J Hosp Infect. 2014 May 28;
Authors: Martin M, Zingg W, Knoll E, Wilson C, Dettenkofer M, the PROHIBIT study group
BACKGROUND: Clostridium difficile is the most frequent infectious cause of nosocomial diarrhoea and a major topic in infection prevention.
AIM: To overview current national European guidelines for C. difficile infection (CDI) prevention and review the recommendations in respect of their evidence base and conformity to each other and the European Centre for Disease Control and Prevention (ECDC) guidance.

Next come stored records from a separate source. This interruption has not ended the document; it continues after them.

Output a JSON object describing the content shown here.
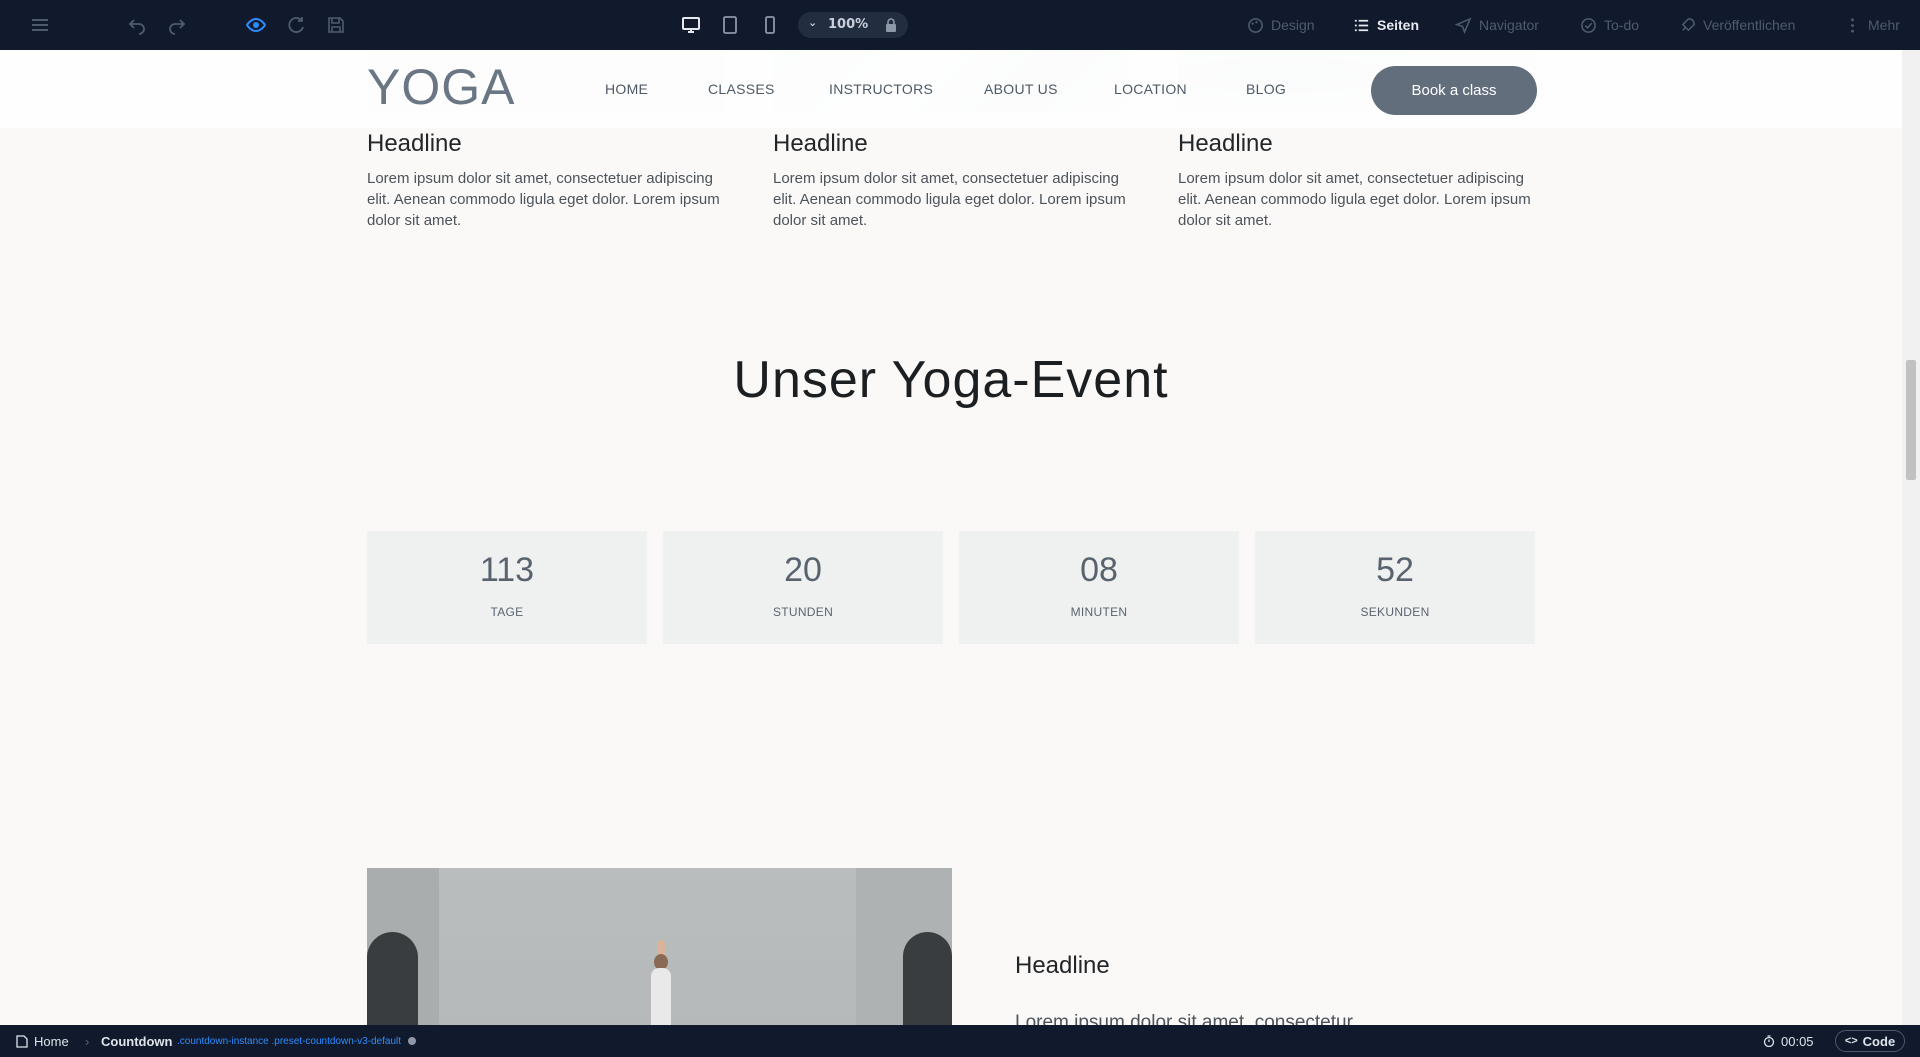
{
  "toolbar": {
    "zoom": "100%",
    "design_label": "Design",
    "pages_label": "Seiten",
    "navigator_label": "Navigator",
    "todo_label": "To-do",
    "publish_label": "Veröffentlichen",
    "more_label": "Mehr"
  },
  "site": {
    "logo": "YOGA",
    "nav": [
      "HOME",
      "CLASSES",
      "INSTRUCTORS",
      "ABOUT US",
      "LOCATION",
      "BLOG"
    ],
    "cta": "Book a class"
  },
  "cards": [
    {
      "headline": "Headline",
      "text": "Lorem ipsum dolor sit amet, consectetuer adipiscing elit. Aenean commodo ligula eget dolor. Lorem ipsum dolor sit amet."
    },
    {
      "headline": "Headline",
      "text": "Lorem ipsum dolor sit amet, consectetuer adipiscing elit. Aenean commodo ligula eget dolor. Lorem ipsum dolor sit amet."
    },
    {
      "headline": "Headline",
      "text": "Lorem ipsum dolor sit amet, consectetuer adipiscing elit. Aenean commodo ligula eget dolor. Lorem ipsum dolor sit amet."
    }
  ],
  "event": {
    "title": "Unser Yoga-Event",
    "countdown": [
      {
        "value": "113",
        "label": "TAGE"
      },
      {
        "value": "20",
        "label": "STUNDEN"
      },
      {
        "value": "08",
        "label": "MINUTEN"
      },
      {
        "value": "52",
        "label": "SEKUNDEN"
      }
    ]
  },
  "section2": {
    "headline": "Headline",
    "text": "Lorem ipsum dolor sit amet, consectetur"
  },
  "statusbar": {
    "page": "Home",
    "element": "Countdown",
    "selector": ".countdown-instance .preset-countdown-v3-default",
    "timer": "00:05",
    "code_label": "Code"
  },
  "colors": {
    "toolbar_bg": "#111a2c",
    "accent_blue": "#2d8cff",
    "cta_bg": "#636e7d",
    "countdown_bg": "#eff1f1"
  }
}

METHODS: In 34 European countries, the ECDC healthcare-associated infection (HCAI) surveillance National Contact Points and other HCAI experts (NCPs) were invited to complete an online questionnaire and to supply their guidelines. Guidelines not available in English, French or German were translated into English. For the qualitative analysis, a matrix with key measures based on the 2008 ECDC guidance was established. The review process was conducted independently by two reviewers.
RESULTS: All 34 NCPs responded to the questionnaire and supplied 15 guidelines in total. Six of 34 (18%) countries reported having used the ECDC guidance as a basis for the development or revision of their national guideline. There was wide variation in the scope and detailing. Only six of the documents and the ECDC guidance supplied a rating for the strength of recommendations. The rating systems varied in how the categories were defined. Furthermore, the stated strength for similar measures varied across different guidelines.
CONCLUSION: The ECDC guidance has not yet had a strong influence on the development or revision of national CDI prevention guidelines. One possible explanation for the variations is the necessity to adapt recommendations to national conditions. The use of internationally recognized instruments for the development of guidelines could help to improve their quality. Recommendations about monitoring or auditing the implementation would make them more useful.
PMID: 24957805 [PubMed - as supplied by publisher]